**TASK GOAL:** Reply with nothing but the number of lines in the data below where the word "show" occurs.

[Data records for software interfaces]
******************************
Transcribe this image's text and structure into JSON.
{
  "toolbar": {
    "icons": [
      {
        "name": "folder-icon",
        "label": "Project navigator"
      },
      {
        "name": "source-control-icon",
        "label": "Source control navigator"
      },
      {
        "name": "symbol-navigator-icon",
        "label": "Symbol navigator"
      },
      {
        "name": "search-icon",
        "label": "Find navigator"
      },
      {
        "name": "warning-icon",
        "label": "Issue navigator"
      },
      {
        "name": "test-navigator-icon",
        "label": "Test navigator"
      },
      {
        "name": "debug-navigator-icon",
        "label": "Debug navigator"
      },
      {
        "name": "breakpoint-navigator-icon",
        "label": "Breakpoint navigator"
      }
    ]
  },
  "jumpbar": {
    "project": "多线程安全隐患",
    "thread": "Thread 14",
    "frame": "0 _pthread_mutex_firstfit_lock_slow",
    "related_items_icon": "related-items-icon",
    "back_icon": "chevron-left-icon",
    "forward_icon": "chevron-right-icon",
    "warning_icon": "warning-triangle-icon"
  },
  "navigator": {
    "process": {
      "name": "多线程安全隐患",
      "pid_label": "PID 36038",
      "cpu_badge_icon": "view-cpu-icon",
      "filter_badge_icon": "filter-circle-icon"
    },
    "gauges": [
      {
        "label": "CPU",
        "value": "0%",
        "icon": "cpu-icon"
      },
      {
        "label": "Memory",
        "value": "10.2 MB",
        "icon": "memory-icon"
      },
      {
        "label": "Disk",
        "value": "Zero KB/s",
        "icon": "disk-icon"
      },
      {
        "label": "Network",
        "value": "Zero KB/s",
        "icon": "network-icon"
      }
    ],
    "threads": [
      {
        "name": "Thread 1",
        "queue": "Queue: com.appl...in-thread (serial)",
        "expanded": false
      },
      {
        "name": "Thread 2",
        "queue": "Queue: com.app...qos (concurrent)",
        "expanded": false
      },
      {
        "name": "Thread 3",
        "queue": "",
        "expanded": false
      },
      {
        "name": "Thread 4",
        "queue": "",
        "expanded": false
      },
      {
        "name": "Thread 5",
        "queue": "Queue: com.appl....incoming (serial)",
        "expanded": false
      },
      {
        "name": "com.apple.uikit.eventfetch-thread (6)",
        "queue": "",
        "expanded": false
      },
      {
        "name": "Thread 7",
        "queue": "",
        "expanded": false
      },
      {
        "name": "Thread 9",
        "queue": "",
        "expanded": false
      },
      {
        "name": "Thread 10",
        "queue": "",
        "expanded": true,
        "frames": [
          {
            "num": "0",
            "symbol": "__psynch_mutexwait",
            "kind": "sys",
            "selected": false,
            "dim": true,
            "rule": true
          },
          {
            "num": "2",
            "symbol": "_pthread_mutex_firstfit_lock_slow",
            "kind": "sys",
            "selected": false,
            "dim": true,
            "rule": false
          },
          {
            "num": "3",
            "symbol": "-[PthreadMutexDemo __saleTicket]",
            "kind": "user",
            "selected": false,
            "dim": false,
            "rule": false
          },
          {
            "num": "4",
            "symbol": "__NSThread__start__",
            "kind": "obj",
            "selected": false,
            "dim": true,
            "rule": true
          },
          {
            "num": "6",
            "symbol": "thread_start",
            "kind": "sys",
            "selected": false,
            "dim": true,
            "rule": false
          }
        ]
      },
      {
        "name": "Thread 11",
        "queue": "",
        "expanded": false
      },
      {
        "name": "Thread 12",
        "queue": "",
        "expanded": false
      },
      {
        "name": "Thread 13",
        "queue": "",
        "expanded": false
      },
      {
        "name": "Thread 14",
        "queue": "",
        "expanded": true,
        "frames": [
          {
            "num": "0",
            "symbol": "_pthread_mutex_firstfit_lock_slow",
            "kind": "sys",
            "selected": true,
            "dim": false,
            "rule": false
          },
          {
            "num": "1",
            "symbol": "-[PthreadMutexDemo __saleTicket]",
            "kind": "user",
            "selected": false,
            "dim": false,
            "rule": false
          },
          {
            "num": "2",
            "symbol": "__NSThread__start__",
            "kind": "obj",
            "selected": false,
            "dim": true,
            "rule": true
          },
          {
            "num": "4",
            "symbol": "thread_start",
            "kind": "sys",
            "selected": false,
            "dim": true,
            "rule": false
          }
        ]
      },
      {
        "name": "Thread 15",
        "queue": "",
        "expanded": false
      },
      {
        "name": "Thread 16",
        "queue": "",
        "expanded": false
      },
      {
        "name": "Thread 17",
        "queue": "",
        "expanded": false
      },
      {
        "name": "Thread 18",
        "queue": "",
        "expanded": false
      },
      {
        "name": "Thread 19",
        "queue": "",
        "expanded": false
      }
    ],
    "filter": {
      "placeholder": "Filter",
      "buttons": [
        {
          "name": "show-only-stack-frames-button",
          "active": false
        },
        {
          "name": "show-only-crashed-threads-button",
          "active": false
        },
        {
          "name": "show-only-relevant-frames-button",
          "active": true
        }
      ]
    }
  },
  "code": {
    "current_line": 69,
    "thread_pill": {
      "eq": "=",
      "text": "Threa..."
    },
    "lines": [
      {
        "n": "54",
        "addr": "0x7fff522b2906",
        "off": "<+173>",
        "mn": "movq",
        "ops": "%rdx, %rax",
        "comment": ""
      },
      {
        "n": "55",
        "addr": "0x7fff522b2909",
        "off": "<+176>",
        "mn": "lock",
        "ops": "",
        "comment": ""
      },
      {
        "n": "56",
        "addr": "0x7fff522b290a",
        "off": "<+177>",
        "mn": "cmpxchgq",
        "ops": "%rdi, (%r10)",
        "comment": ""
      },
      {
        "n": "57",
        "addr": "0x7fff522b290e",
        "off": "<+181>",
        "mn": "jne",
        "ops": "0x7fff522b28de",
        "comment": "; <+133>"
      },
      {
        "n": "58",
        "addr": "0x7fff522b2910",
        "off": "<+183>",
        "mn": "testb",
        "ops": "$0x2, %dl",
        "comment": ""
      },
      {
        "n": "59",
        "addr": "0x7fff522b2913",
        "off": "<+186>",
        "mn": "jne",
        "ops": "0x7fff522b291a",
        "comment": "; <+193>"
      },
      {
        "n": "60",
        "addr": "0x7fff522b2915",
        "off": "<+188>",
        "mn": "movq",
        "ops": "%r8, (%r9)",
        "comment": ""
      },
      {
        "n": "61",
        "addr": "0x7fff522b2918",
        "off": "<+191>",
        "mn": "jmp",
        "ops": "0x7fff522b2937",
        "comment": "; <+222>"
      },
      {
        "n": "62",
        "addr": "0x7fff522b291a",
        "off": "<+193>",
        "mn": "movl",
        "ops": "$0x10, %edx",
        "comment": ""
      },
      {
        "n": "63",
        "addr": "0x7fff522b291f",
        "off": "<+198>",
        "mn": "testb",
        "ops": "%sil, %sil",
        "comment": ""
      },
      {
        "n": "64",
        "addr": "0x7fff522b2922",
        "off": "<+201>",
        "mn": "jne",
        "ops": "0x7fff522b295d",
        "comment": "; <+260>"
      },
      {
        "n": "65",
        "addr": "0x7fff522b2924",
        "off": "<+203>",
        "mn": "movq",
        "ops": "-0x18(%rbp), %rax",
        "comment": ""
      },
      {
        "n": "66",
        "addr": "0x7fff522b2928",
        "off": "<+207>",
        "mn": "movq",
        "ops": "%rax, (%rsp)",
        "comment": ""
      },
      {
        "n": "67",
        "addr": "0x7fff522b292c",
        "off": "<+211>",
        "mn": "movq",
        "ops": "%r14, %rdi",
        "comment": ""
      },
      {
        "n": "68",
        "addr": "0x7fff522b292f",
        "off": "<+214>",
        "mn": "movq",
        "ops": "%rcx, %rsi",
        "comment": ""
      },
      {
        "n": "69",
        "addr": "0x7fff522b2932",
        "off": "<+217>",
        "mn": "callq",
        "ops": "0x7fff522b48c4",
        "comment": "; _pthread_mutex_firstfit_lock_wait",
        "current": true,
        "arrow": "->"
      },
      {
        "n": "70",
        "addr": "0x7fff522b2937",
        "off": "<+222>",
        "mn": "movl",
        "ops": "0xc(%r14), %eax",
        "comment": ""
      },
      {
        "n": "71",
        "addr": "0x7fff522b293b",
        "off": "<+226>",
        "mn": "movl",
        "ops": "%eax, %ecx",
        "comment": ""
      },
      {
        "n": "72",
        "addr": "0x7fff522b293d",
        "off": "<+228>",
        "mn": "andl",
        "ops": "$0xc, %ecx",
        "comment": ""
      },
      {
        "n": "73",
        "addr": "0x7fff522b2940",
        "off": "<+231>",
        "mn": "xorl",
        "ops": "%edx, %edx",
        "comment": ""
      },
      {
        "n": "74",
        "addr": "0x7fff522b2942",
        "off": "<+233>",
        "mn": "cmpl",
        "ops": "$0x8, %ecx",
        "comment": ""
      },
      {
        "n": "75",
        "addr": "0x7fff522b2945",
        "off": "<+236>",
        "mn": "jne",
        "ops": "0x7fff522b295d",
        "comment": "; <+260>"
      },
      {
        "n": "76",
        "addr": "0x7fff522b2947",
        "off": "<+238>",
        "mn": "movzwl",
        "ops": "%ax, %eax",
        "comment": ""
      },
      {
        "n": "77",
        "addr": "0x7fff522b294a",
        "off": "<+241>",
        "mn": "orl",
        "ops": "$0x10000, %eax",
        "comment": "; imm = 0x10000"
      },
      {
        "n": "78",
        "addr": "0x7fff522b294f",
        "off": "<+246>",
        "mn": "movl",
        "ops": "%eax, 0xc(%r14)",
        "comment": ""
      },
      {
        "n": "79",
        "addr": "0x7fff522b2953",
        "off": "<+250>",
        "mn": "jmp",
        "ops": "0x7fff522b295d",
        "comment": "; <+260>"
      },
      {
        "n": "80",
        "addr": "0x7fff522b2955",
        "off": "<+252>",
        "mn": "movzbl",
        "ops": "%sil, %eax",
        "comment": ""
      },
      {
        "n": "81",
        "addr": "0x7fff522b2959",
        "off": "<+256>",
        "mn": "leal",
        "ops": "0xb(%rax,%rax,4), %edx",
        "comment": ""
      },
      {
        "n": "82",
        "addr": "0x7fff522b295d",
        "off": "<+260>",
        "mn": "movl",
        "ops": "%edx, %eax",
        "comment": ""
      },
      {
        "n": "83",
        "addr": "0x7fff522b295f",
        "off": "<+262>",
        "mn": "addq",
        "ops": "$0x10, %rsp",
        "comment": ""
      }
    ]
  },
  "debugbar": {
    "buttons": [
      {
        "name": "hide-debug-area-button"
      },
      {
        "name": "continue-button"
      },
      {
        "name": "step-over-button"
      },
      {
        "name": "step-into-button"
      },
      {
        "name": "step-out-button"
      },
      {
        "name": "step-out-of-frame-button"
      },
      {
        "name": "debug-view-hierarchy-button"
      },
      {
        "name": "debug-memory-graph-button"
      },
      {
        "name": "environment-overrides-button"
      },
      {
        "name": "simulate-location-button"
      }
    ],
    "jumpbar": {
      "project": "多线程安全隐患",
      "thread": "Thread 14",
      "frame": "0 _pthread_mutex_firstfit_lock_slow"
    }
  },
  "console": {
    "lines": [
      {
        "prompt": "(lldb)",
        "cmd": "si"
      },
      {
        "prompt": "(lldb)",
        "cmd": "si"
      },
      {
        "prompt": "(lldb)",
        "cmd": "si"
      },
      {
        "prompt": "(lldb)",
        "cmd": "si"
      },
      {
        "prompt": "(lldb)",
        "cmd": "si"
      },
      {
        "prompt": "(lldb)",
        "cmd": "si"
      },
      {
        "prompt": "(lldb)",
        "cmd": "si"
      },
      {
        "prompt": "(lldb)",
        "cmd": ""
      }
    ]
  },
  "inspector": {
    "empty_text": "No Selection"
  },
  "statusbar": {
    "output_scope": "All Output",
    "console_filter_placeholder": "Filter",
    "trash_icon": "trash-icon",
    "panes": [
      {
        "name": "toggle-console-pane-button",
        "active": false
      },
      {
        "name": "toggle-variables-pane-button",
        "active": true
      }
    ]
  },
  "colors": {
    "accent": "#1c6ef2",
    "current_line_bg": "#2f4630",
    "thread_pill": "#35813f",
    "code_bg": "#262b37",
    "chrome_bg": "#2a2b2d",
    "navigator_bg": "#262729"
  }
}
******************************
**OUTPUT OF THE TASK:** 3